    When I call up vistas, walls, internal architecture, the first things I see are variants of styles which I've seen before, but with the serial numbers filed off; dark vanilla ice cream marble highlighted with musically veined oak or dark stone with little speckled layers inside (Baroque). Putty-gray stone walls inlaid with big sapphires here and there breaking into superfluous and too-small colonnades that reveal forest hills (fantasy). Star-shaped basins of crystal water in which heroes and monsters fight as statues (Neoclassical). Cars in regal, metal blue with crests of fiery sunshine gold along ridges that aren't really there from the headlights to the tailpipes, a pair of swimming dragons (Paizo LG warriors). Spired white towers in the background.

    When I try to envision a scheme that isn't tied to something I can point to, the generative process is messy. Flashes of discordia. Black nets dividing barely-differentiated peals of color like a stained glass window set at random. An upset rainbow like a goblet filled with the northern lights or an amorphous, billowing RGB field. Sick pastels like ball dresses or cakes made of paint gunk. Red and green like Christmas, obliterating every potentiality that wears it in my mind. That space is claimed and I can't retake it.

    Finally suggestions of something more harmonious begin to appear like a civilized figure emerging from the jungle. Lavender and dark jean color. Shadowy brown and basking white. Green and cream. They are simple color pairs, but I can envision them strongly. I set them onto clothes or architectural features in my mind, and the thing I envision is fresh because it is not (yet) an archetype; it retains its mystery and potential. I am free to assign these colors to heroes and villains as I choose, or to characters with no archetype, and those will retain the mystery of the could-be. It is not black and red or blue and gold, nor pure white, nor jet black. My mind is still open.

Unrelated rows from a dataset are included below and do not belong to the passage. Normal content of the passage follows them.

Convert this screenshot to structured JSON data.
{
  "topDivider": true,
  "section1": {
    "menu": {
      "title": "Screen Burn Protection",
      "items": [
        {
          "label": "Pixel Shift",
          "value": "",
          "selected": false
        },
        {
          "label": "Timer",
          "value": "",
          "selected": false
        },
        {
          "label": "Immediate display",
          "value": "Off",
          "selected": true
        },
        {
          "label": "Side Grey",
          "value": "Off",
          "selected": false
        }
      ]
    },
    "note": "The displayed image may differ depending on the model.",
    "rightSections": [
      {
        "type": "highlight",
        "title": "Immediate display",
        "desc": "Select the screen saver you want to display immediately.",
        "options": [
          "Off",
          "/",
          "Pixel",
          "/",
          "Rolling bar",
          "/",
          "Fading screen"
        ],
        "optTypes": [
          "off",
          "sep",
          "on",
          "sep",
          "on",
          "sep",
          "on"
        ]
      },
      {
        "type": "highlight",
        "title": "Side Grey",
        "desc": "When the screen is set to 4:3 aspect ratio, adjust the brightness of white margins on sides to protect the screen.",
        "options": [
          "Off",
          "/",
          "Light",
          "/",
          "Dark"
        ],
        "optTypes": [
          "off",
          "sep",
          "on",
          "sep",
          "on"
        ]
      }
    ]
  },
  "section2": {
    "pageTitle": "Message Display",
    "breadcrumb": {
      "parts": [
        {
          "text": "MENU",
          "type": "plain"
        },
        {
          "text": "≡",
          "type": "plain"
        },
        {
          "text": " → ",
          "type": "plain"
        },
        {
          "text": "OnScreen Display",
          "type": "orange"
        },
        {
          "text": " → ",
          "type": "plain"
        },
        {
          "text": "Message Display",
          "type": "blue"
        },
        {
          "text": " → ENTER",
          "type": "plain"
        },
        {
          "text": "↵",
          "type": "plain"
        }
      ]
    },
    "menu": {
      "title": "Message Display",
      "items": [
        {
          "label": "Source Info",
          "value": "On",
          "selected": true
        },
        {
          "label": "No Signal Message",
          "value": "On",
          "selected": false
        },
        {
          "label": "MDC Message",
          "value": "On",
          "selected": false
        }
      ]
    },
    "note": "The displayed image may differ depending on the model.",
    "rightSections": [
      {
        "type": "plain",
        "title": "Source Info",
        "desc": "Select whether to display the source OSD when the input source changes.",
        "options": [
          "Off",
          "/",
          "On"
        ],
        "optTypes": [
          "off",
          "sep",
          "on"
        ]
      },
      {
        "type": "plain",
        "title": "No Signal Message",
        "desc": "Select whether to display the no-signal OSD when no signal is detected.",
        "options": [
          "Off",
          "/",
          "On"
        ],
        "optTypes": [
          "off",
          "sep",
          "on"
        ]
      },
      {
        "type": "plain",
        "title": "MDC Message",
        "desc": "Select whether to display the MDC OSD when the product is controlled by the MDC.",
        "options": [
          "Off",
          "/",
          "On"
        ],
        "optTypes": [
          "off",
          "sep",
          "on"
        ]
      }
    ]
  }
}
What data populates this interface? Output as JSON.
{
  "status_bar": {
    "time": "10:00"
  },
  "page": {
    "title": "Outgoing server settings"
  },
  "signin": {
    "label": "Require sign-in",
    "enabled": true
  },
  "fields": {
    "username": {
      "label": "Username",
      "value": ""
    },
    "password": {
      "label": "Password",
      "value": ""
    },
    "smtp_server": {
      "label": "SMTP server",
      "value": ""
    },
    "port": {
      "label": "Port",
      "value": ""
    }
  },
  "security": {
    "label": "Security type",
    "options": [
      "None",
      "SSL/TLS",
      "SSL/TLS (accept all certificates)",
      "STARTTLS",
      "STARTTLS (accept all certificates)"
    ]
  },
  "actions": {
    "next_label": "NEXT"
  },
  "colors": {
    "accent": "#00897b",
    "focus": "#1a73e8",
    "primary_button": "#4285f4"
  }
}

    Many people have summoned the color sets that came to mind, but the point is that to me they are fresh and they do not yet channel my thinking when I apply them to a fictional form.

  3. I think is likely that our current global aesthetic of colour is largely shaped by female tastes, even in those parts where women have no direct role.

    No doubt about it. I think we all know this intuitively.

    I am pretty sure there is some sort of biological foundation for this and read about it in a book somewhere, but irritatingly I can't remember where - women are generally more perceptive of colour than men and discern differences between colours more readily. This clearly also has the effect of making them more interested in it.

    I couldn't tell you how many times I've been astonished at my wife's abiliity to identify different shades of paint in what look to me like just broad categories of 'green', 'blue', etc. "HOW CAN YOU NOT TELL THE DIFFERENCE BETWEEN DUCK EGG AND PEWTER SLATE, ARE YOU BLIND??????"